Some good stuff happened in 2015. I published a couple of books, and improved my sales. I also managed to get the husband’s “Oh, you really CAN make a living out of this if you continue” stare, and that’s a good thing.
I will publish The Necromancer’s Daughter and Blue Diamond Sky. The Necromancer’s Daughter will complete the For Queen And Country series. It was fun, but hasn’t, overall, sold as well as my other work, so unless you buy a crap-tonne of it, I won’t be doing any more.
I’ll do a cover reveal for the Necromancer’s Daughter on 14 January. If you want some easy content for your blog, I’m looking for a few more spots to release the cover. The book will go on pre-order on that date as well (aside from Apple where it is already on pre-order, sans cover). Release date: 23 February.
The rest of the year, I will concentrate on…
Ambassador: at least one book this year. I have ideas for more. We’ll see how it pans out.
I really should be starting something new. I’ve played around with a lot of stuff and I may start a completely new Space Opera. I’ve learned a lot about marketing and launches. I want to play with the big boys, so I’ll probably sit on them until I can release three books in quick succession. I’ll get the covers done right from the start, and make some other investments like getting a professional copy-editor to write the blurbs. Then I’ll do pre-orders and use a pen name. Want to know what it is? It will be revealed to my mailing list.
Why a pen name? Because it’s fun clearing the slate. Because the top 100 Space Opera is a sausage fest, and I’ve always wondered if being female *really* hinders. Or not and it’s a myth. I’ve had some nibbles at the pen name thing, but I need to set a good slab of time aside for a new project, and I’ve been unable to do that so far.
The awesome thing about epublishing is that you can re-join the fiction from both names at the push of a button. You can even change your name on the cover. Easy. I emphatically do NOT want to do that with my existing series.
Ambitious project of the year… Last year it was to list direct at Apple. This year, I’ll look into audio. Problem is that this is extremely expensive. There is not much point going into audio without a good narrator, and they charge up to $300 per finished hour of narrating. Most books are 10-15 hours. Yikes. Maybe I can raise some of it through a kickstarter? I don’t know. Something to look into.

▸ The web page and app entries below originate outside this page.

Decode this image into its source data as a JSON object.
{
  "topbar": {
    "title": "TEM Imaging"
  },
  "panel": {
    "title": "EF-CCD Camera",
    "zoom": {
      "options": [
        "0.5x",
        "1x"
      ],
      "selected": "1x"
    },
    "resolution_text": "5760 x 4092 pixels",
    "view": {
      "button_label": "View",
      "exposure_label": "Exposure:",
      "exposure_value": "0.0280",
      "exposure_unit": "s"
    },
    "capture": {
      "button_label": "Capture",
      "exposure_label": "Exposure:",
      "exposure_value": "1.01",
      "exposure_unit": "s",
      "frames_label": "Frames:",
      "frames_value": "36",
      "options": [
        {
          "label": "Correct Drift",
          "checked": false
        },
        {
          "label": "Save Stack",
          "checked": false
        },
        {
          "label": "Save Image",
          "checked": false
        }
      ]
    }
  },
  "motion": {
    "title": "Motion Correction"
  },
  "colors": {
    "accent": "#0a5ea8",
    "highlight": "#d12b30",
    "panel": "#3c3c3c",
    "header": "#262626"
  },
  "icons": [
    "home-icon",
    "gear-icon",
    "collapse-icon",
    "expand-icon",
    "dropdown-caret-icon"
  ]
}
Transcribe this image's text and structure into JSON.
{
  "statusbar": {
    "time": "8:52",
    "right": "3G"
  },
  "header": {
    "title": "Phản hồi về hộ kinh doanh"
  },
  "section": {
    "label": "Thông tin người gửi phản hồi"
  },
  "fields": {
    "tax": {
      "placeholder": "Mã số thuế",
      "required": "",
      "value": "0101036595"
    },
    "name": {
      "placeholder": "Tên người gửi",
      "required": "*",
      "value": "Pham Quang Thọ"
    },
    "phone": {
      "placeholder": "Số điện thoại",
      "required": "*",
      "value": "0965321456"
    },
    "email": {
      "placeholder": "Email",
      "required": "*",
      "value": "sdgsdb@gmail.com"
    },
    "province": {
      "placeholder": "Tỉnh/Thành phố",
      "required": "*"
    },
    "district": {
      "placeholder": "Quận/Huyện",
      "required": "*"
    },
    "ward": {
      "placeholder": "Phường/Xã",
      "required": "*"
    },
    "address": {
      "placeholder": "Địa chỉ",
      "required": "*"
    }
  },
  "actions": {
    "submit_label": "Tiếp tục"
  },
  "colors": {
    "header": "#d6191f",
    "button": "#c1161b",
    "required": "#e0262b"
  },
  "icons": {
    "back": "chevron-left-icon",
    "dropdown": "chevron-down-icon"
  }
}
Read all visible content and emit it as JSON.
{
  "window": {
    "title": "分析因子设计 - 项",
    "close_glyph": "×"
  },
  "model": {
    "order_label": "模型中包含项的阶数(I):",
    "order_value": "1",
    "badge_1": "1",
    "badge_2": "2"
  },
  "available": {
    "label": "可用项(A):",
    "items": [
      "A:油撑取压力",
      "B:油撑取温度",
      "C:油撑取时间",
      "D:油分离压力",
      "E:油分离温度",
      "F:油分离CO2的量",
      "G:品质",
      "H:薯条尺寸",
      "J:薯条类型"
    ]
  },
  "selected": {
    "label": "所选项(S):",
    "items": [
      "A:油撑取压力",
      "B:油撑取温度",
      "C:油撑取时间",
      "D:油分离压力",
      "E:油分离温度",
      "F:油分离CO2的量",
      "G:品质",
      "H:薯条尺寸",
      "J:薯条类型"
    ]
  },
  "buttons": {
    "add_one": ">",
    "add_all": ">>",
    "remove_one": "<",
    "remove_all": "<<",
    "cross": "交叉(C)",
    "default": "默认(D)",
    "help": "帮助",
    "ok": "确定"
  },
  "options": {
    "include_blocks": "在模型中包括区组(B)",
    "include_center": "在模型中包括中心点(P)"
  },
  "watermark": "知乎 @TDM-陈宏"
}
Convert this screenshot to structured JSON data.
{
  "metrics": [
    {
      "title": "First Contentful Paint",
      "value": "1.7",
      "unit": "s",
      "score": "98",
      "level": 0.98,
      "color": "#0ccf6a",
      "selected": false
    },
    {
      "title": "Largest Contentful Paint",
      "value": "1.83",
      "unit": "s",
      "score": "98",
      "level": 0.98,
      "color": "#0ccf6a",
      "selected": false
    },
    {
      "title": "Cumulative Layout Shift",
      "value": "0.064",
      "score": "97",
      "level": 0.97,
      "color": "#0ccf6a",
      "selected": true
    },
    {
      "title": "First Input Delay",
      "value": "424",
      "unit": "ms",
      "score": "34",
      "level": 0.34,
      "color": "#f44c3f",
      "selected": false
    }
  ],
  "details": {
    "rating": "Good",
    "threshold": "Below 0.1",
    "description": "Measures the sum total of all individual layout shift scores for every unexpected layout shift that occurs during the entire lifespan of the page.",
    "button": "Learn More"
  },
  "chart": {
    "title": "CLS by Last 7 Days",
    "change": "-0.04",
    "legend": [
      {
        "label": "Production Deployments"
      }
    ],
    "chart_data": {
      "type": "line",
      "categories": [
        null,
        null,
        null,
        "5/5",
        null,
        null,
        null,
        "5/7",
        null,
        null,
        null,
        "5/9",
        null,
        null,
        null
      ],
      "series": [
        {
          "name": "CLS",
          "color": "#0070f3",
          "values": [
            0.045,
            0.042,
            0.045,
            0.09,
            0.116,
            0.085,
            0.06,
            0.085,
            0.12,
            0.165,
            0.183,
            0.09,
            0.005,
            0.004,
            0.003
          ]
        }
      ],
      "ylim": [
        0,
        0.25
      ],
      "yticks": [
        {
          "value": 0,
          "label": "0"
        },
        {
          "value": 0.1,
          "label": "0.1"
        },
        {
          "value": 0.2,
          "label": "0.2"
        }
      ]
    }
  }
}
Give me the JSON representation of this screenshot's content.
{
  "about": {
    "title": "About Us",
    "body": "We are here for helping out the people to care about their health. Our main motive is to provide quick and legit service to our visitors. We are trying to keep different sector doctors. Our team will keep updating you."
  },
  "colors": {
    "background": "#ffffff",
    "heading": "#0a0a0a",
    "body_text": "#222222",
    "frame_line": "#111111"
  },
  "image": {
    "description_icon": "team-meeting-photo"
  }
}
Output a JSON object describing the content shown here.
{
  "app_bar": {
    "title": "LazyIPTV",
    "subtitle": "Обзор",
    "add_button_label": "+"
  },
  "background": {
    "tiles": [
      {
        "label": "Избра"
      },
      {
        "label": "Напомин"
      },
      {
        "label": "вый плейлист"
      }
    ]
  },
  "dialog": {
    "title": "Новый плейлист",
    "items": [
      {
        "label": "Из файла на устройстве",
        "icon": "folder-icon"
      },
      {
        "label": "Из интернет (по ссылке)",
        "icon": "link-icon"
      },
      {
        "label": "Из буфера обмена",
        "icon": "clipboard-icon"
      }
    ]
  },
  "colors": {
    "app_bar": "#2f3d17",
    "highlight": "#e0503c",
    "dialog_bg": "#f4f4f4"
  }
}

Often these types of posts are written by design people and the covers are very design-y and full of the latest design fads. They might win design awards, but do they sell books?
To me, and most genre readers, the function of a cover is as follows:
1. Indicates genre.
2. It’s pretty or otherwise clickable.
So without much further ado, here are some covers of books published and selling well in 2015 that have caught my eye.
On the flip side of all this awesomeness, here are some trends that I wished would go away:
1. Cinzel Decorative. Seriously, this is the Papyrus of 2015. Awesome font, but so terribly, terribly overused.
2. That horrible allcaps handwritten-looking font. Urgh. Just urgh.
3. Headless dude, and man-titty in general. Not on fantasy covers, not on SF covers. Go and play in the genres where you belong.
4. Upside-down images. Because WTF?
For authors, getting reviews has never been easy. As a rule of thumb, it takes about 100 to 500 sales to get one review. Or about 1000 if the book is free.
Many book promotion sites require a certain number of reviews, and then many don’t care about the reviews you have on Google Play or Kobo. They want the reviews on Amazon. Scratch that. They want the reviews on Amazon US.
This is why some authors will schlepp the books to review sites like Netgalley or LibraryThing, or will even pay for the procuring of reviews.
And getting reviews on Amazon has become even harder than before.
1. Because of the window that pops up on the Kindle or Kindle app when you finish a book. It tells you to rate it. Many people think they’ve done the right thing and reviewed that book, except those ratings don’t show up on the book’s sales page!
2. Amazon has been dicking with reviews. It has removed large swathes of them because “relationships between the author and reviewer”. Like, they were friends on Facebook. Not kidding. A lot of reviewers become disillusioned and just don’t post reviews on Amazon anymore.
But we authors still need those reviews badly.